WORK REQUEST:
Reprint the whole of the data exactly.

RECORDS FOR THIS TASK Block Start

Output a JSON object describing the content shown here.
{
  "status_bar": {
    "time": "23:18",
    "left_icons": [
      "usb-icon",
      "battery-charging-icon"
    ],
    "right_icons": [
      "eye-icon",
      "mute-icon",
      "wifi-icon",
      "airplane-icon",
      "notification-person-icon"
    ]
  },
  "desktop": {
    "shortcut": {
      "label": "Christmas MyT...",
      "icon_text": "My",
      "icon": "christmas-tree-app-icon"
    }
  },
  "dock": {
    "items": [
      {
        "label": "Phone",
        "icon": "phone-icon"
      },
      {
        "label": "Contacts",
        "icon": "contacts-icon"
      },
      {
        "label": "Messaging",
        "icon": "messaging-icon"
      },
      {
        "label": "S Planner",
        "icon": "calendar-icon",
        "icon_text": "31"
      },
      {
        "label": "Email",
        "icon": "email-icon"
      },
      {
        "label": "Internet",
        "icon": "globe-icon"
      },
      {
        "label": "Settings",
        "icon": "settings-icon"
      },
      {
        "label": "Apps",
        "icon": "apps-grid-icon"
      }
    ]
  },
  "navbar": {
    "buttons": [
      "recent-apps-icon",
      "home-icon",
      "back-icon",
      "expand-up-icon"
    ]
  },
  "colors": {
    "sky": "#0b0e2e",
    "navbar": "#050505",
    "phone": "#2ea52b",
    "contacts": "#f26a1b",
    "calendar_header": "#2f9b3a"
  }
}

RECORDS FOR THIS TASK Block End

EXERCISE RESULT:
Output a JSON object describing the content shown here.
{
  "status_bar": {
    "time": "23:18",
    "left_icons": [
      "usb-icon",
      "battery-charging-icon"
    ],
    "right_icons": [
      "eye-icon",
      "mute-icon",
      "wifi-icon",
      "airplane-icon",
      "notification-person-icon"
    ]
  },
  "desktop": {
    "shortcut": {
      "label": "Christmas MyT...",
      "icon_text": "My",
      "icon": "christmas-tree-app-icon"
    }
  },
  "dock": {
    "items": [
      {
        "label": "Phone",
        "icon": "phone-icon"
      },
      {
        "label": "Contacts",
        "icon": "contacts-icon"
      },
      {
        "label": "Messaging",
        "icon": "messaging-icon"
      },
      {
        "label": "S Planner",
        "icon": "calendar-icon",
        "icon_text": "31"
      },
      {
        "label": "Email",
        "icon": "email-icon"
      },
      {
        "label": "Internet",
        "icon": "globe-icon"
      },
      {
        "label": "Settings",
        "icon": "settings-icon"
      },
      {
        "label": "Apps",
        "icon": "apps-grid-icon"
      }
    ]
  },
  "navbar": {
    "buttons": [
      "recent-apps-icon",
      "home-icon",
      "back-icon",
      "expand-up-icon"
    ]
  },
  "colors": {
    "sky": "#0b0e2e",
    "navbar": "#050505",
    "phone": "#2ea52b",
    "contacts": "#f26a1b",
    "calendar_header": "#2f9b3a"
  }
}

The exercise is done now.